The Championship Course is a classic Northeastern parkland country club design, with mostly-generous fairways (some with mature overhanging trees carving off the edges of tee ball lanes for those of us curvier hitters), and plenty of uphill and natural dogleg holes playing to elevated "bike saddle" greens fronted by bunkers, usually on both sides. You'd better be dead-on with your irons when playing here, because missing your target line or distance by as little as 7 yards on your approach can mean the difference between a legit birdie putt or facing a short-sided bunker shot. No hidden hazards, but a few blind shots due to the elevation changes. Conditions were very good when I played it in early October, featuring carpet-like fairways with nary a broken tee to be seen on the tee boxes, and long nasty rough (my member host claimed the rough was longer than usual due to recent rains preventing timely mowing). All day I seemed to be a club or two short, due to the soft turf, cooler October temps, uphill approach shots, and fall breezes, so club accordingly in less-than-ideal conditions. Rating: 8.25
Best Bar Nearby: Housed in the sprawling old school stone-and-white-siding clubhouse is a nice bar and grill with two medium-sized plasmas hanging over the bar. They make a half-decent buffalo wing and a nice T&T. For a semi-nearby Gentlemen's club, hit Coyote's Show Bar just off the 476 Northeast Extension Quakertown (?) exit. Also, nearby Copperhead Grille looked like a nice spot for a drink and an upscale meal.

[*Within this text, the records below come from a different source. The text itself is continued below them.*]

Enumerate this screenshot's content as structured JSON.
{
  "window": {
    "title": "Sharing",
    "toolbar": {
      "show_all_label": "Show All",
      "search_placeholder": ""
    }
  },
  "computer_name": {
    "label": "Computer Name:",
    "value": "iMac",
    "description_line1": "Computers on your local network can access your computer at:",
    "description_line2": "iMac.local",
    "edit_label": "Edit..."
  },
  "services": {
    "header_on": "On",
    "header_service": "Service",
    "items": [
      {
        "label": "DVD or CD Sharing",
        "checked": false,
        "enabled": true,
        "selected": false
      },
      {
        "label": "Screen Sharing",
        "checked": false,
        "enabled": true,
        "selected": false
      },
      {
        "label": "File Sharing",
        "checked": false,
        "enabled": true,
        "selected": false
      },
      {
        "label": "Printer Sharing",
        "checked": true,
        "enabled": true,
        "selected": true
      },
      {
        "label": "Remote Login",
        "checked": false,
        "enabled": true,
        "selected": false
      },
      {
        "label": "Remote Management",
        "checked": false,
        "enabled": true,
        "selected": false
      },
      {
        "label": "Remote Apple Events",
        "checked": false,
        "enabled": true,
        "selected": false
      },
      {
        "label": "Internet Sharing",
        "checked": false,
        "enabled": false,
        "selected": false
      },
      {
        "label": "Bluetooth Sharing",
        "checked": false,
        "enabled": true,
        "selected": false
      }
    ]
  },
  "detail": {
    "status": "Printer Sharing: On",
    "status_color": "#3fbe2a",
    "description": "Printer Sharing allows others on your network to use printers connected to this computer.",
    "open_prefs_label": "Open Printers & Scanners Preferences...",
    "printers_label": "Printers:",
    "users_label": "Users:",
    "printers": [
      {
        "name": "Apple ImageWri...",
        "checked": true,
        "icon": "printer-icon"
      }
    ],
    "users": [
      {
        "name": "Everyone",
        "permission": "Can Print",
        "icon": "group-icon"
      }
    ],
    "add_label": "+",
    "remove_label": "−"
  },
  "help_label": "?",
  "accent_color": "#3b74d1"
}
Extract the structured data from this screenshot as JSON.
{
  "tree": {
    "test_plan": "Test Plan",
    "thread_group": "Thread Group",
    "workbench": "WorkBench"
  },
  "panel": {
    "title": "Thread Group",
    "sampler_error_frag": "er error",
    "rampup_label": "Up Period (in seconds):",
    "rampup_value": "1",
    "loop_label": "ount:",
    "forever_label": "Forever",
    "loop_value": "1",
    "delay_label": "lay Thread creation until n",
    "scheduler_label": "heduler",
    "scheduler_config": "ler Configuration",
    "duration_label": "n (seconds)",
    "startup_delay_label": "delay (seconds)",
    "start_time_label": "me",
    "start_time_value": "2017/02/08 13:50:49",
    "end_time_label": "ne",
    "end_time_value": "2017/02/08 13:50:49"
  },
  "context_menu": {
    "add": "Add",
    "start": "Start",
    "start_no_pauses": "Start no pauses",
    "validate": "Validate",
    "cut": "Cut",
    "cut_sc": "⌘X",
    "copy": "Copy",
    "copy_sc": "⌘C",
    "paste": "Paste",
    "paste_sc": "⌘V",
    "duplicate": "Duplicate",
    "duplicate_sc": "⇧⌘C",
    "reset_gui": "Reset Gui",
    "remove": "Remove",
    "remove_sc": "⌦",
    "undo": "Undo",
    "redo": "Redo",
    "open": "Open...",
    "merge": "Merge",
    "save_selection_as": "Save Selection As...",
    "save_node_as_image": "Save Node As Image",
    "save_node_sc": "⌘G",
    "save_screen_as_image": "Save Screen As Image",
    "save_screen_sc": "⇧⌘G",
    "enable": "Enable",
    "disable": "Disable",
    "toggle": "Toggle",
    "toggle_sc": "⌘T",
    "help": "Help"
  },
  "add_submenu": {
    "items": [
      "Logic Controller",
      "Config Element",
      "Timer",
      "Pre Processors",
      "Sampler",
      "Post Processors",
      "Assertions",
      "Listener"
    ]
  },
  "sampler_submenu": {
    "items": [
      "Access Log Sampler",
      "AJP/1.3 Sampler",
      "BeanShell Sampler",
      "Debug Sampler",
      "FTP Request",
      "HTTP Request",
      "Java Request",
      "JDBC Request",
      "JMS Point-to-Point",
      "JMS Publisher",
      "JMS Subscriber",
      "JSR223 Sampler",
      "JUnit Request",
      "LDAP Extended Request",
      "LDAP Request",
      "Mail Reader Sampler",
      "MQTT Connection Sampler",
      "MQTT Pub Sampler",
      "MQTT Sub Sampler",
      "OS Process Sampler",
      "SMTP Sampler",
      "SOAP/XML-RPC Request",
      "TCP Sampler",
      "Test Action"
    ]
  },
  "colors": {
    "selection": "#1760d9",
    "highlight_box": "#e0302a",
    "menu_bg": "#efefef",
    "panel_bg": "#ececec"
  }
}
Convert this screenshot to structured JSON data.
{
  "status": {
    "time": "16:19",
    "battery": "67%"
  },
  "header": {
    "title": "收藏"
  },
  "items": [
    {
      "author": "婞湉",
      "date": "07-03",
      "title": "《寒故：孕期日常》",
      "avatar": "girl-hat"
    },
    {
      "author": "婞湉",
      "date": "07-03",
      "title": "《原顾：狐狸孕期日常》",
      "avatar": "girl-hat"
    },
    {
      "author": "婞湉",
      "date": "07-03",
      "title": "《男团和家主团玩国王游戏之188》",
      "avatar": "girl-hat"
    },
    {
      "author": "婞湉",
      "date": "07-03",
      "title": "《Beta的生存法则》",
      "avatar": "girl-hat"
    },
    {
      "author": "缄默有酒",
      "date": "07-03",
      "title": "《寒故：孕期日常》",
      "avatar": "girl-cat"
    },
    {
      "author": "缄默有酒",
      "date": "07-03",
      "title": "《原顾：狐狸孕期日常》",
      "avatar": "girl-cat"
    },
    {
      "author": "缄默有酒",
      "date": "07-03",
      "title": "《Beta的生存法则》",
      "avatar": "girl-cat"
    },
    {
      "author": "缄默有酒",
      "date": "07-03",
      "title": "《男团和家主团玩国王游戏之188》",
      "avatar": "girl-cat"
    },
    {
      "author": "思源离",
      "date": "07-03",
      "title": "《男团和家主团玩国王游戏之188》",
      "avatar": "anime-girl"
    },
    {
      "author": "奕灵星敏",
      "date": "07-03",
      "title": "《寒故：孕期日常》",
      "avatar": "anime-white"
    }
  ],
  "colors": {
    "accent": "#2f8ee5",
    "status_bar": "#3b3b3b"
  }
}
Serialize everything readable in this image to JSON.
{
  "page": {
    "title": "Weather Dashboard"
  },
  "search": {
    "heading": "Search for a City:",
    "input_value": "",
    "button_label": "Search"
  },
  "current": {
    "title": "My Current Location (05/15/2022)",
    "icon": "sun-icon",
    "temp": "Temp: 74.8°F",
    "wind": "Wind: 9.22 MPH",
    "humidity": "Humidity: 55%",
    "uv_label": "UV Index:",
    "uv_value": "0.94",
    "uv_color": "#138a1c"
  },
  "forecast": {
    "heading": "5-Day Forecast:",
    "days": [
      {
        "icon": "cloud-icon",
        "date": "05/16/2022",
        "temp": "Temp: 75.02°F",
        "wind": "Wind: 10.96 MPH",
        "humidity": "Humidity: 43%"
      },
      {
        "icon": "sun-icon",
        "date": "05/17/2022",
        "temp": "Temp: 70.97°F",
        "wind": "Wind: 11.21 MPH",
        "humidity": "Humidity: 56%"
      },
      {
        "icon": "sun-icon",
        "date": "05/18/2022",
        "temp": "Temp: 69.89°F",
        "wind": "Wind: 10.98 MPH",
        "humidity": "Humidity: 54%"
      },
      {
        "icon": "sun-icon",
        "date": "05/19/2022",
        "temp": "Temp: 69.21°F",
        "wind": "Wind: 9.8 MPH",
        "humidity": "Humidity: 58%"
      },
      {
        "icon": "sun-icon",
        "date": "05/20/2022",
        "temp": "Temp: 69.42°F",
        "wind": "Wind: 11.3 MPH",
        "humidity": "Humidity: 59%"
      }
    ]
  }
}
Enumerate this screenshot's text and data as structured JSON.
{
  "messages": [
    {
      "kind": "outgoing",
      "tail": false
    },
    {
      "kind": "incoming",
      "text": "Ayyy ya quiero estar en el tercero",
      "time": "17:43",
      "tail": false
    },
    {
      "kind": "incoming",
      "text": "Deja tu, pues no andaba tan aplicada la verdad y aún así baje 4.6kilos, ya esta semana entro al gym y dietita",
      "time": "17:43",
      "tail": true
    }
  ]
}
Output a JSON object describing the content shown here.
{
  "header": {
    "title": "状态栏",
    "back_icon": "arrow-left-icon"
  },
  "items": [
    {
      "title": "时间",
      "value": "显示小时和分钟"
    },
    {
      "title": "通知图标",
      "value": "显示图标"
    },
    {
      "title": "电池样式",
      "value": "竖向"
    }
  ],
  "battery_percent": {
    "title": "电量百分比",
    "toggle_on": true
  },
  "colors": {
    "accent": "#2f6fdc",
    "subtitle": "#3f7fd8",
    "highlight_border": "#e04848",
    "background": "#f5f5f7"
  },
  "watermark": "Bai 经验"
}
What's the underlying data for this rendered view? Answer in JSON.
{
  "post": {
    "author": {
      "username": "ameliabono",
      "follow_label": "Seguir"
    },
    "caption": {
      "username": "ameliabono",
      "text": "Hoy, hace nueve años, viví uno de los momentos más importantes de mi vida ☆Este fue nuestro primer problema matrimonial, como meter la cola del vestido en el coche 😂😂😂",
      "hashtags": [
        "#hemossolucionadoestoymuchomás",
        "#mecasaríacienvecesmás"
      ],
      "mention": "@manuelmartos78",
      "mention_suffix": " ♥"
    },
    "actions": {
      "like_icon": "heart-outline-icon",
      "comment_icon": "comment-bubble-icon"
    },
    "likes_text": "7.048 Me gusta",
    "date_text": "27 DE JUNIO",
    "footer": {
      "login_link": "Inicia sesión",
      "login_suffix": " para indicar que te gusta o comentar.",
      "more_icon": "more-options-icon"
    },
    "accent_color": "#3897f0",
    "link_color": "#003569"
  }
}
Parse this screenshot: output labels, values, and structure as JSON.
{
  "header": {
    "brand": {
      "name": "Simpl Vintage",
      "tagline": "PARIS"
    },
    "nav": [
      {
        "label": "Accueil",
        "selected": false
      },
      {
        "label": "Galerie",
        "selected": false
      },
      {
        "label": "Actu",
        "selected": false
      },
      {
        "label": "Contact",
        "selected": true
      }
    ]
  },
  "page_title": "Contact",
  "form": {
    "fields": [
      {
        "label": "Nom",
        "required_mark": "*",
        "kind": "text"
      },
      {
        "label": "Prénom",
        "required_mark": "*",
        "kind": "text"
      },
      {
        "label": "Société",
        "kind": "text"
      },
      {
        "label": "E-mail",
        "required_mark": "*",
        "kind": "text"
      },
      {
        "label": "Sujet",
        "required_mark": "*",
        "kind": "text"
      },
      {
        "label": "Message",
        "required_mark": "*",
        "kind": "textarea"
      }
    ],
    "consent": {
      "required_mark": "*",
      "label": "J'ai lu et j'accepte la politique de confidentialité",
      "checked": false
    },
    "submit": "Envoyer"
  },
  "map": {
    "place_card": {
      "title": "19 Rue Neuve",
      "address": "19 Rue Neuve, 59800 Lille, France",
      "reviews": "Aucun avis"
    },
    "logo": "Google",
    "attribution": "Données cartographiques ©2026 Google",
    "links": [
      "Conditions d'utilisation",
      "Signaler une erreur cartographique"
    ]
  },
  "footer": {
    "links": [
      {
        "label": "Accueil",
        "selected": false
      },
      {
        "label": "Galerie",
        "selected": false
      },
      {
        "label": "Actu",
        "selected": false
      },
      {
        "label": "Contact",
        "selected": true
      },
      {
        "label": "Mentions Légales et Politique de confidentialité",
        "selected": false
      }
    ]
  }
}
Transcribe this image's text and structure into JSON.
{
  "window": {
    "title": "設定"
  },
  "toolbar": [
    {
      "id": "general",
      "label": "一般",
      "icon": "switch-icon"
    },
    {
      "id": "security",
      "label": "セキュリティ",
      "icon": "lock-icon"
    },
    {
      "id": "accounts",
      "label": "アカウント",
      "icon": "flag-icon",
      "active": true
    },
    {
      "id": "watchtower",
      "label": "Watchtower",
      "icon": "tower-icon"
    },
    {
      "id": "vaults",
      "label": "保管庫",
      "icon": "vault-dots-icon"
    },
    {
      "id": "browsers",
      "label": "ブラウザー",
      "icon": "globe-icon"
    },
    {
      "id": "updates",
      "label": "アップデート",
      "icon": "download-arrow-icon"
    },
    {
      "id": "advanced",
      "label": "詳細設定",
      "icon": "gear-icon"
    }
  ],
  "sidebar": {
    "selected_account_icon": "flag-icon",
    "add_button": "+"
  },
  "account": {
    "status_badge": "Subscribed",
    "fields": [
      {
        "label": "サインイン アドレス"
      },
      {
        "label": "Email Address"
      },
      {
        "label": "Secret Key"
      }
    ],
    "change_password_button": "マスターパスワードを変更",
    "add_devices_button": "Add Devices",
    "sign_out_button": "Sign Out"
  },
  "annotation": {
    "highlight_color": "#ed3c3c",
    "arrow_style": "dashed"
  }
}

Golf.com Review: Private, 27 holes, $$$$$ This club has two outstanding courses. The Championship Course has wide open fairways lined with intermittent trees that rarely cause problems for the better players. The large greens are undulating, and out-of-bounds stakes line many holes. There is a creek that winds through the course which comes into play on at least six different occasions. The Hill Nine Course is very wooded and hilly. The tree-lined fairways are narrow, and the large greens are undulating. The hilly terrain causes many changes in elevation in the fairways.